Some people go to college and find it a waste of their time though. You need to know what kind of person, and what kind of learner you are to know if its truly the right fit for you.
Or, you know, studying architecture, mechanical engineering or multitude of other subjects that would give you knowledge and some perspective for employment. Maybe not architecture though, market is difficult. Stick to chemistry.
>acceptance rate: 8%
That's not even worth an attempt for me to apply, holy shit.
I have 3 classmates who got into pafa with zero tuition because they won some contest thing,but its fine arts to the most extreme degree so its kind of lesser of the two evils. One of them is contemplating transferring because hes into digital shit and pafa offers nothing for him in that regard
I didn't apply to cooper union, the school is good but not for what I'm pursuing.
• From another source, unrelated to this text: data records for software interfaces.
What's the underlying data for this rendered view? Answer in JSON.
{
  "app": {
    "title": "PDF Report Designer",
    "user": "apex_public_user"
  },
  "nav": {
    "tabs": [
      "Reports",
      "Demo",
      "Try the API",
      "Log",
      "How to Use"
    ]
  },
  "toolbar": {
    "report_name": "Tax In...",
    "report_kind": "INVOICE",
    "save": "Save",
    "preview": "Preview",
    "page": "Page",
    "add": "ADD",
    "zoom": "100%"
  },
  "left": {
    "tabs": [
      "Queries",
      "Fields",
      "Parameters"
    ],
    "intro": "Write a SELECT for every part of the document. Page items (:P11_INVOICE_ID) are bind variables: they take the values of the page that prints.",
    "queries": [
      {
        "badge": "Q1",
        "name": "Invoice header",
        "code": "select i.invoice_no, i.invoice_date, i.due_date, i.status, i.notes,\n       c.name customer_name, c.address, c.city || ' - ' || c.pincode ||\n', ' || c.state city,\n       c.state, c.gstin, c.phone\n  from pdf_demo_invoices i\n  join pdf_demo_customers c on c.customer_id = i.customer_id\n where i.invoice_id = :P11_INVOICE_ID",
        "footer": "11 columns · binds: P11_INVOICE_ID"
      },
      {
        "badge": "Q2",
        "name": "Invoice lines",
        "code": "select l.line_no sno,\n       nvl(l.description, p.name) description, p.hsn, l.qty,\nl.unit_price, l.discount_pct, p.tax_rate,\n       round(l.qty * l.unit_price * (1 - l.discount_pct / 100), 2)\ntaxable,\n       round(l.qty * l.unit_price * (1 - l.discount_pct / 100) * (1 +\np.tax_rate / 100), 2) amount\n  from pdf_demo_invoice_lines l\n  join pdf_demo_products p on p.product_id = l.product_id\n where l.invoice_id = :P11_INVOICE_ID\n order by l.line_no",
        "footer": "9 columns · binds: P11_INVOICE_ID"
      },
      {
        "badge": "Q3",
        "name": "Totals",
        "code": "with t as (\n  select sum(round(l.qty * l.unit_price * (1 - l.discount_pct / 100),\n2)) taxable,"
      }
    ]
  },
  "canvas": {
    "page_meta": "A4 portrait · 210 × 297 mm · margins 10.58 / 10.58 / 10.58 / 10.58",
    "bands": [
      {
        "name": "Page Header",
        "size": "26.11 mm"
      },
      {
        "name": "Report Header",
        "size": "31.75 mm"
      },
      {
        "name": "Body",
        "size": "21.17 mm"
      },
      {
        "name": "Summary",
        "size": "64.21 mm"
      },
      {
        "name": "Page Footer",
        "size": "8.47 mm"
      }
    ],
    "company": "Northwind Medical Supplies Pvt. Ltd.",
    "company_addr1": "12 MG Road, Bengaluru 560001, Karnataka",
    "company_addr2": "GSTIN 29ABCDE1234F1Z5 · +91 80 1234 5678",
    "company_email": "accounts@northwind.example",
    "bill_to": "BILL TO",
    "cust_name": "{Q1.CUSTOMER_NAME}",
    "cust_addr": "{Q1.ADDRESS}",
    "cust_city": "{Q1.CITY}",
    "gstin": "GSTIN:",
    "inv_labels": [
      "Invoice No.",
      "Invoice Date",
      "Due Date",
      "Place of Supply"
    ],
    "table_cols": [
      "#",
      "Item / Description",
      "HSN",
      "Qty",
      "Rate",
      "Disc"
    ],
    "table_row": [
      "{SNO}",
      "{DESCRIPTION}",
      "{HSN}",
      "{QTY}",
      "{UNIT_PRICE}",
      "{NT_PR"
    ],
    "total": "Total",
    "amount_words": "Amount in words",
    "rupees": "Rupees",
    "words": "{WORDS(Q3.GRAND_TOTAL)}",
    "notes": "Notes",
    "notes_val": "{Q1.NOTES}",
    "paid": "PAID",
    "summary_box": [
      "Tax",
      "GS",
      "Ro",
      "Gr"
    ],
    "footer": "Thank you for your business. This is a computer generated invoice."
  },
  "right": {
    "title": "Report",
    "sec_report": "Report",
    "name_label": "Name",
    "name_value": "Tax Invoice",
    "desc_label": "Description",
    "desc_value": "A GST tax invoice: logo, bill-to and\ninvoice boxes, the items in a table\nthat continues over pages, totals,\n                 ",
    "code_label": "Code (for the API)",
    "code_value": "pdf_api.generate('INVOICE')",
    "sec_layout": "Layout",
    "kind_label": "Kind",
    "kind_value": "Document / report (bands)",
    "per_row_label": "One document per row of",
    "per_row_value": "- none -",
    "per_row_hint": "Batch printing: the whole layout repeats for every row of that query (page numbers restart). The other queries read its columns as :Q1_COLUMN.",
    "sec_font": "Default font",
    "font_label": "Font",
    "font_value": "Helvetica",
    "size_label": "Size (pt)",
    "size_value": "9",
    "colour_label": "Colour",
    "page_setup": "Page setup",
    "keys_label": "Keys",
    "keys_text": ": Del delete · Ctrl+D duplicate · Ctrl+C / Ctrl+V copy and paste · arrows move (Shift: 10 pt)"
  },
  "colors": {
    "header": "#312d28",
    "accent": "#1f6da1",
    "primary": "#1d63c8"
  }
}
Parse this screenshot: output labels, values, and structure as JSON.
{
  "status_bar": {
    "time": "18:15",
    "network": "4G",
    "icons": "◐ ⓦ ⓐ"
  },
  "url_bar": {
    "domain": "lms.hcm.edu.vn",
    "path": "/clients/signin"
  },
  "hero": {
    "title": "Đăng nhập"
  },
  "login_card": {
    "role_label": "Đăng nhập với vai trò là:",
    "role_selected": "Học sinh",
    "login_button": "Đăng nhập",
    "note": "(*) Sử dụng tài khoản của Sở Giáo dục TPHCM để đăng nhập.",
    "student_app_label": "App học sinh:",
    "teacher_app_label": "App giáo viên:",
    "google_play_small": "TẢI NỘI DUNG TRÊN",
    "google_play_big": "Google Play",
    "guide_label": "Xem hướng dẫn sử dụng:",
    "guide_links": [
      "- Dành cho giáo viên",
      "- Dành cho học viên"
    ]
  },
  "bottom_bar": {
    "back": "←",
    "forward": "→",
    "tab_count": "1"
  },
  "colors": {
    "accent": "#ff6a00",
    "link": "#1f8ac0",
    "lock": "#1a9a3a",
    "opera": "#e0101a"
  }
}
I'm not interested in architecture and the art program isn't what I'm looking for.
>b/c his feel
I'm not a dude, yo
This anon is right, cooper union is no longer free anyway.
Is your stuff up to par? Don't bother if it's not and git gud till it is. Then yes, I applying to the US would be a good idea if theres a school out here that offers what you want.
If you have the personal drive to keep up with your art, sure. >>2355041 hit it right on the money.
I did receive a scholarship.
Dude, I'm applying for a course in Illustration this year, do you have any tips on portfolio content?
My strengths are, I learn fast as fuck and I'm open to a wide range of styles and techniques/ However I have basically no work over an A4 size to show and I have bouts of low motivation. I was thinking of churning out a shit load of print work, portraits and sketches in the next two or three weeks ready for my interview
Read my general portfolio guidelines here: >>2353982
Those suggestions are apt for illustration portfolios. Like the other anon said, good observational drawings and life drawings are a necessity. And really you should branch out your size- try an 18x24in still life (I submitted pic related in my portfolio) and try some charcoal or conte figure studies on newsprint. Your illustration work doesn't have to be huge but I'd say try to go for a minimum of 11x14
Otherwise, you want to just include some illustration work. Some general tips: most of what you include should be finished work, but some schools encourage showing sketchbook pages and work in progress, but be mindful of what you're putting in. Remember the key to a good portfolio is to show good technical ability, flexibility and experimentation, and concept.
Really, refer back to my original portfolio post. I can't say much more without actually looking at your work, if you'd like more help I wouldn't mind emailing you or smth.